Dear Curiosity Journal,

Now that the landscape is penetrable, fencing is on the schedule for this weekend. It’s not a moment too soon because the goats (mostly Peter) need to be separated from the ewes as they get closer to lambing. On most days, Peter and I get along. He goes through his routine posturing and declaring his dominance. He rears up on his hind legs and almost headbutts the Babydolls while uttering a goblin bellow, but never follows through. He wags his head and herds Joy Jr and Pearly behind him. He places his head on their backs. He and his sister Franny coexisted with the Babydolls on our friend’s farm before they came here. They even survived the flood of 2018 together while the rest of the livestock perished. Therefore, they have a longstanding flock dynamic in which Peter is the boss.
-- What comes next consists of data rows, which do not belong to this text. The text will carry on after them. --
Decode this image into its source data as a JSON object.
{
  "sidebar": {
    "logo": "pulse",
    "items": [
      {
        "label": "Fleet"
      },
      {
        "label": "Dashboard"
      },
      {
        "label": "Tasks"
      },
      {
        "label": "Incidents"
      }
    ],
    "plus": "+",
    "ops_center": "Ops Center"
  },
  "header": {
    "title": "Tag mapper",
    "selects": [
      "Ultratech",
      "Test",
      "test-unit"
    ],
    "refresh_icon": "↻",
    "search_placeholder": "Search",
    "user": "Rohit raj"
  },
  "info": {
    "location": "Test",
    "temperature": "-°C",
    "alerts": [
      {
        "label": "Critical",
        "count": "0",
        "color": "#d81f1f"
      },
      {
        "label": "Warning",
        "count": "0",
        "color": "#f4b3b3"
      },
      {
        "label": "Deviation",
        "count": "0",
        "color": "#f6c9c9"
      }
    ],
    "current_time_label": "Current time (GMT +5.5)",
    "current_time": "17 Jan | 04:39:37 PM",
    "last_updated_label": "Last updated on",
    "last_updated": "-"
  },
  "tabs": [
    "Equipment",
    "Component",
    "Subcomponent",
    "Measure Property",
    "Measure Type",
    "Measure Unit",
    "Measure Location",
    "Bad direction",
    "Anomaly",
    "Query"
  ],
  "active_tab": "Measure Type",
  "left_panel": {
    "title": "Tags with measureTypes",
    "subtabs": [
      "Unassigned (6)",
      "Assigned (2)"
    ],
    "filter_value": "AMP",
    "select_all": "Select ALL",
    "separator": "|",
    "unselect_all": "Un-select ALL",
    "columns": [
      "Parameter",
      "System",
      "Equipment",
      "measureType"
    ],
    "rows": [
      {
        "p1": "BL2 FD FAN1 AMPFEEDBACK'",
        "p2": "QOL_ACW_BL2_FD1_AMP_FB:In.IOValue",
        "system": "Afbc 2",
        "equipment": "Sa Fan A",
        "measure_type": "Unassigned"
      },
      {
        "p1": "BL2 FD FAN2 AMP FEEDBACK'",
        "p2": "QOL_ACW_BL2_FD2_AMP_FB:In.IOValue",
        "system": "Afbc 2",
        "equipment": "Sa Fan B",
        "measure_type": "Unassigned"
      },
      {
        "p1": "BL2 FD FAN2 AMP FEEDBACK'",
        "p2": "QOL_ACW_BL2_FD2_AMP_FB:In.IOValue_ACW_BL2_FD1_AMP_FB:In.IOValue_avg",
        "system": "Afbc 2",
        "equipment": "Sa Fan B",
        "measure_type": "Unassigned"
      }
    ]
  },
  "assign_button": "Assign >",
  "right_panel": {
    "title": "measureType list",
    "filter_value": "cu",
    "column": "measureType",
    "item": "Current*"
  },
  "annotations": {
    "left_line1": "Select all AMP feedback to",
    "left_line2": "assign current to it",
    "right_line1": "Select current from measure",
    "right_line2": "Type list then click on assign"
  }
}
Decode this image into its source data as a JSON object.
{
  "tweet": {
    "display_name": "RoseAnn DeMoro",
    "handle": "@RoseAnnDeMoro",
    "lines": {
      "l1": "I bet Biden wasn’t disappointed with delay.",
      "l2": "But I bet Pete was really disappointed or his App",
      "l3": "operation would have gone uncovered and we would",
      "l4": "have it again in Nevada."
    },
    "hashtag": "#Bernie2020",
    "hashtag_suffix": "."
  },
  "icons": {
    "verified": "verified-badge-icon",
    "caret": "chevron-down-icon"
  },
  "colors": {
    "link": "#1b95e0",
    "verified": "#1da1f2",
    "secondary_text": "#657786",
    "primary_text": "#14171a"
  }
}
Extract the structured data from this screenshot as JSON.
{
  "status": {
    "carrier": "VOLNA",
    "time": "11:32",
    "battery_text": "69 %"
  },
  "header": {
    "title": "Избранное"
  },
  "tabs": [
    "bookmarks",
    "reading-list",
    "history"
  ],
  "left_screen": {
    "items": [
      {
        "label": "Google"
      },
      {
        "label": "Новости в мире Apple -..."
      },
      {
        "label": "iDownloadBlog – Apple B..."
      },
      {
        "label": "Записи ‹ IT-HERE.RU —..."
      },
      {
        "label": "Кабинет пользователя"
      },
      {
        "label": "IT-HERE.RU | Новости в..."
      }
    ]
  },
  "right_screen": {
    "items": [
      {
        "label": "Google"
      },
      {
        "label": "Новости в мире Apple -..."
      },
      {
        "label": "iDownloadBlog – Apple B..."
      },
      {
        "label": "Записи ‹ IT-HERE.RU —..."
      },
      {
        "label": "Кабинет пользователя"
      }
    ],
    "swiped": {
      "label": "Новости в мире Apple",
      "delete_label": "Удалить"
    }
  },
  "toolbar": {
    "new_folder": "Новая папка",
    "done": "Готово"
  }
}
I observe him take on the role of both the protector (when he detects danger) and the enforcer of rank (when he detects food). The Babydoll ewes are docile by nature and mostly concede or ignore him. However, group dynamics are changing. Competing with three pregnant ewes with an increasing appetite and changing hormones is proving to be difficult for Peter. The larger ewes discount him entirely, flexing their superior size, and hockey checking him out of bounds with their wooly padding when it’s grain time. Upset by this, Peter chooses violence, so today I decided to tie him up while feeding the ewes. His rebuttal was to rage until he broke his collar, then run back and forth across the pasture until he wore himself out and had to lie down to pant for a bit. Needless to say, this is not a sustainable feeding practice and it’s time to finally separate the goats from the sheep, at least for a little while. I have no doubt Peter will make it more difficult than it needs to be.